Kochs barber chairs are very popular to antique collectors. The Theo. A. Kochs Company was one of the first companies to be in the barber supply business. It was established in Chicago during the late 1800’s (estimated to be around 1871). According to its Spring, 1888 catalog, the company’s factory was situated far north of the Chicago River:
The North Side Cable Cars, in close proximity to all the principal railway depots, pass directly before our door. The route traversed by the cable cars is plainly designated on the above diagram by dotted lines. Passengers can get aboard these cars at Monroe, Madison, Washington, Randolph, Lake, La Salle and Clark streets. The Wells street Cable Cars will take passengers right to our factory; the Clark street cars carry passengers within two blocks of our establishment.
Intending purchasers will find it to their interest to call on us and examine our goods before buying elsewhere.
Following the barber chair design successes of St. Louis-based Archer Company and Cincinnati-based Eugene Berninghaus, Kochs integrated those enhancements into his design. Things turned out particularly well for the Chicago-based company. It sold tens of thousands in a relatively short span of time. As the company would put it:
This growth has been not only a remarkable but a healthy one; it demonstrates more forcibly than words can tell, the popularity and superiority of our goods. It is a cordial endorsement of the generous policy of the house and its straightforward business methods.
Our factory is the largest and most complete of its kind in the world, and we say this without making any reservation whatsoever. It is most systematically arranged for the highest grade of work at a minimum cost, and in its equipment of labor-saving machinery it cannot be surpassed.
Kochs barber chairs are made with high quality materials, that’s why they are reputable. Before the turn of the 20th century, most of the company’s barber chair designs were made of wood (mostly Walnut, Cherry or Mahogany) with elaborate ornamentation. The earlier models, which were plainly named No. 9, No. 5 or No. 25, had a separate footstool. These models didn’t have mechanisms for adjusting the height, so the company charged extra for an accessory to raise the seat.
One interesting model was Kochs Folding Barber Chair No. 40. It was made of Oak and upholstered in Velour plush. The upholstery was trimmed with fringes and the cloth-covered back was enameled. Due to its folding design, it occupied little space and only weighed less than 25 lbs. The chair was intended to be transportable; to be used by soldiers or barbers who travel the country during the Summer.
Aside from barber chairs, Kochs also sold barbers’ furniture such as stools, barber poles, mirror and dressing cases, mug cases, shelf cases, cabinet brackets, work-stands, wash-stands, hall racks, towel cases and looking glasses. Almost all of their models have remarkable engraving that’s typical of the Kochs brand.
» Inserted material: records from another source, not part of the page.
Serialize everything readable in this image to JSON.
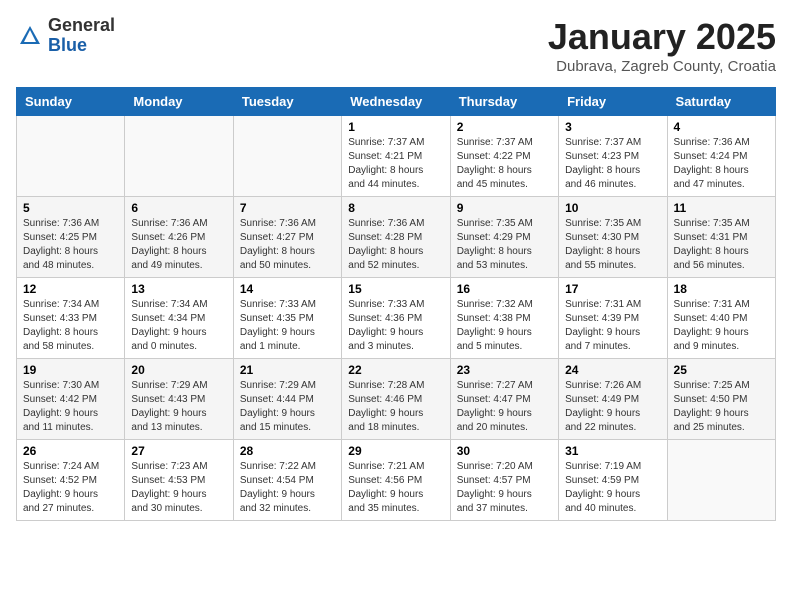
{
  "logo": {
    "general": "General",
    "blue": "Blue"
  },
  "title": "January 2025",
  "location": "Dubrava, Zagreb County, Croatia",
  "weekdays": [
    "Sunday",
    "Monday",
    "Tuesday",
    "Wednesday",
    "Thursday",
    "Friday",
    "Saturday"
  ],
  "weeks": [
    [
      {
        "day": "",
        "info": ""
      },
      {
        "day": "",
        "info": ""
      },
      {
        "day": "",
        "info": ""
      },
      {
        "day": "1",
        "info": "Sunrise: 7:37 AM\nSunset: 4:21 PM\nDaylight: 8 hours\nand 44 minutes."
      },
      {
        "day": "2",
        "info": "Sunrise: 7:37 AM\nSunset: 4:22 PM\nDaylight: 8 hours\nand 45 minutes."
      },
      {
        "day": "3",
        "info": "Sunrise: 7:37 AM\nSunset: 4:23 PM\nDaylight: 8 hours\nand 46 minutes."
      },
      {
        "day": "4",
        "info": "Sunrise: 7:36 AM\nSunset: 4:24 PM\nDaylight: 8 hours\nand 47 minutes."
      }
    ],
    [
      {
        "day": "5",
        "info": "Sunrise: 7:36 AM\nSunset: 4:25 PM\nDaylight: 8 hours\nand 48 minutes."
      },
      {
        "day": "6",
        "info": "Sunrise: 7:36 AM\nSunset: 4:26 PM\nDaylight: 8 hours\nand 49 minutes."
      },
      {
        "day": "7",
        "info": "Sunrise: 7:36 AM\nSunset: 4:27 PM\nDaylight: 8 hours\nand 50 minutes."
      },
      {
        "day": "8",
        "info": "Sunrise: 7:36 AM\nSunset: 4:28 PM\nDaylight: 8 hours\nand 52 minutes."
      },
      {
        "day": "9",
        "info": "Sunrise: 7:35 AM\nSunset: 4:29 PM\nDaylight: 8 hours\nand 53 minutes."
      },
      {
        "day": "10",
        "info": "Sunrise: 7:35 AM\nSunset: 4:30 PM\nDaylight: 8 hours\nand 55 minutes."
      },
      {
        "day": "11",
        "info": "Sunrise: 7:35 AM\nSunset: 4:31 PM\nDaylight: 8 hours\nand 56 minutes."
      }
    ],
    [
      {
        "day": "12",
        "info": "Sunrise: 7:34 AM\nSunset: 4:33 PM\nDaylight: 8 hours\nand 58 minutes."
      },
      {
        "day": "13",
        "info": "Sunrise: 7:34 AM\nSunset: 4:34 PM\nDaylight: 9 hours\nand 0 minutes."
      },
      {
        "day": "14",
        "info": "Sunrise: 7:33 AM\nSunset: 4:35 PM\nDaylight: 9 hours\nand 1 minute."
      },
      {
        "day": "15",
        "info": "Sunrise: 7:33 AM\nSunset: 4:36 PM\nDaylight: 9 hours\nand 3 minutes."
      },
      {
        "day": "16",
        "info": "Sunrise: 7:32 AM\nSunset: 4:38 PM\nDaylight: 9 hours\nand 5 minutes."
      },
      {
        "day": "17",
        "info": "Sunrise: 7:31 AM\nSunset: 4:39 PM\nDaylight: 9 hours\nand 7 minutes."
      },
      {
        "day": "18",
        "info": "Sunrise: 7:31 AM\nSunset: 4:40 PM\nDaylight: 9 hours\nand 9 minutes."
      }
    ],
    [
      {
        "day": "19",
        "info": "Sunrise: 7:30 AM\nSunset: 4:42 PM\nDaylight: 9 hours\nand 11 minutes."
      },
      {
        "day": "20",
        "info": "Sunrise: 7:29 AM\nSunset: 4:43 PM\nDaylight: 9 hours\nand 13 minutes."
      },
      {
        "day": "21",
        "info": "Sunrise: 7:29 AM\nSunset: 4:44 PM\nDaylight: 9 hours\nand 15 minutes."
      },
      {
        "day": "22",
        "info": "Sunrise: 7:28 AM\nSunset: 4:46 PM\nDaylight: 9 hours\nand 18 minutes."
      },
      {
        "day": "23",
        "info": "Sunrise: 7:27 AM\nSunset: 4:47 PM\nDaylight: 9 hours\nand 20 minutes."
      },
      {
        "day": "24",
        "info": "Sunrise: 7:26 AM\nSunset: 4:49 PM\nDaylight: 9 hours\nand 22 minutes."
      },
      {
        "day": "25",
        "info": "Sunrise: 7:25 AM\nSunset: 4:50 PM\nDaylight: 9 hours\nand 25 minutes."
      }
    ],
    [
      {
        "day": "26",
        "info": "Sunrise: 7:24 AM\nSunset: 4:52 PM\nDaylight: 9 hours\nand 27 minutes."
      },
      {
        "day": "27",
        "info": "Sunrise: 7:23 AM\nSunset: 4:53 PM\nDaylight: 9 hours\nand 30 minutes."
      },
      {
        "day": "28",
        "info": "Sunrise: 7:22 AM\nSunset: 4:54 PM\nDaylight: 9 hours\nand 32 minutes."
      },
      {
        "day": "29",
        "info": "Sunrise: 7:21 AM\nSunset: 4:56 PM\nDaylight: 9 hours\nand 35 minutes."
      },
      {
        "day": "30",
        "info": "Sunrise: 7:20 AM\nSunset: 4:57 PM\nDaylight: 9 hours\nand 37 minutes."
      },
      {
        "day": "31",
        "info": "Sunrise: 7:19 AM\nSunset: 4:59 PM\nDaylight: 9 hours\nand 40 minutes."
      },
      {
        "day": "",
        "info": ""
      }
    ]
  ]
}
Modern Kochs barber chair designs (1903 Catalog) can be viewed at the Smithsonian Libraries website.